Fiction is fun. Fiction is freedom.
Fiction creates new worlds and fills these worlds with heroes, villains, comics, romantics. Fills them with humans or monsters or aliens from another dimension. Fiction can be as wild and unbelievable as the author’s imagination.
Every paragraph is a roller coaster.
Everything is fair game.
Everything is up in the air.
Enjoy the ride and let your imagination soar!
Nonfiction has rules.
Creative Nonfiction takes place in a location the author can and should visit, whether it’s the graveyard down the road or a ship in the middle of the ocean. Not to say writing nonfiction can’t be fun, but the author doesn’t have the same freedom to make up worlds or characters. The people and places must be real.
Nonfiction isn’t a roller coaster.
It’s a maze and research is the author’s only map.

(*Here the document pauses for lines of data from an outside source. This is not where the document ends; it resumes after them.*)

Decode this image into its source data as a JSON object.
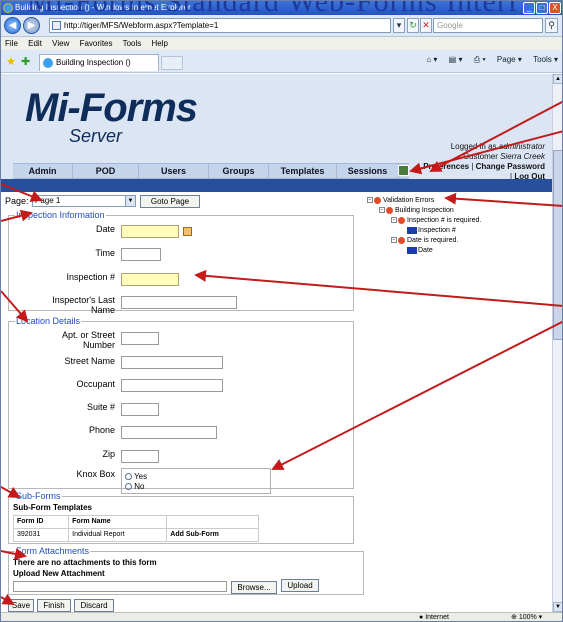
{
  "overlay_title": "Mi-Forms Standard Web-Forms Interf",
  "window": {
    "title": "Building Inspection () - Windows Internet Explorer",
    "controls": [
      "_",
      "□",
      "X"
    ]
  },
  "browser": {
    "address": "http://tiger/MFS/Webform.aspx?Template=1",
    "search_placeholder": "Google",
    "menu": [
      "File",
      "Edit",
      "View",
      "Favorites",
      "Tools",
      "Help"
    ],
    "tab_title": "Building Inspection ()",
    "tools": [
      "Page ▾",
      "Tools ▾"
    ],
    "status": {
      "zone": "Internet",
      "zoom": "100%"
    }
  },
  "app": {
    "logo_main": "Mi-Forms",
    "logo_sub": "Server",
    "logged_line1_pre": "Logged in as ",
    "logged_user": "administrator",
    "logged_line2_pre": "Customer ",
    "logged_customer": "Sierra Creek",
    "preferences": "Preferences",
    "change_password": "Change Password",
    "logout": "Log Out",
    "nav": [
      "Admin",
      "POD",
      "Users",
      "Groups",
      "Templates",
      "Sessions"
    ]
  },
  "page_select": {
    "label": "Page:",
    "value": "Page 1",
    "goto": "Goto Page"
  },
  "inspection": {
    "legend": "Inspection Information",
    "date_label": "Date",
    "time_label": "Time",
    "number_label": "Inspection #",
    "inspector_label": "Inspector's Last Name"
  },
  "location": {
    "legend": "Location Details",
    "apt_label": "Apt. or Street Number",
    "street_label": "Street Name",
    "occupant_label": "Occupant",
    "suite_label": "Suite #",
    "phone_label": "Phone",
    "zip_label": "Zip",
    "knox_label": "Knox Box",
    "knox_options": [
      "Yes",
      "No"
    ]
  },
  "subforms": {
    "legend": "Sub-Forms",
    "heading": "Sub-Form Templates",
    "col_id": "Form ID",
    "col_name": "Form Name",
    "rows": [
      {
        "id": "392031",
        "name": "Individual Report",
        "action": "Add Sub-Form"
      }
    ]
  },
  "attachments": {
    "legend": "Form Attachments",
    "none_text": "There are no attachments to this form",
    "upload_heading": "Upload New Attachment",
    "browse": "Browse...",
    "upload": "Upload"
  },
  "actions": {
    "save": "Save",
    "finish": "Finish",
    "discard": "Discard"
  },
  "validation": {
    "root": "Validation Errors",
    "form": "Building Inspection",
    "errors": [
      {
        "message": "Inspection # is required.",
        "field": "Inspection #"
      },
      {
        "message": "Date is required.",
        "field": "Date"
      }
    ]
  }
}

Newspaper articles, interviews, books, and (occasionally) Google.
This is how I contrast my experiences writing fiction versus writing nonfiction. First drafts of fiction dance off my keyboard. Ideas pop into my head. My writing group asks “why did he do that?” about a character and in fiction, I can create the motivation. In nonfiction if I can’t find his motivation in my research, I can’t answer that question. I can’t make up an actual person’s motivations for his or her actions.
I have been researching a complex, creative nonfiction project for years.
Set in the late 1960s and early 1970s, this creative nonfiction centers on the man who discovered an earthquake fault under the North Anna Nuclear Power Station in Virginia and ended up with a bullet in his head.
It’s an exciting story with a thousand twists and turns, just like an intricate maze.
Am I near the end of the maze or still in the center? Only careful research will help me find my way.
Which is more satisfying as a writer? Fiction or nonfiction?
That’s like asking what is more satisfying to eat, dinner or dessert.
Why not try both?
Carolyn O’Neal is the author of:
Carolyn O’Neal was creative consultant for: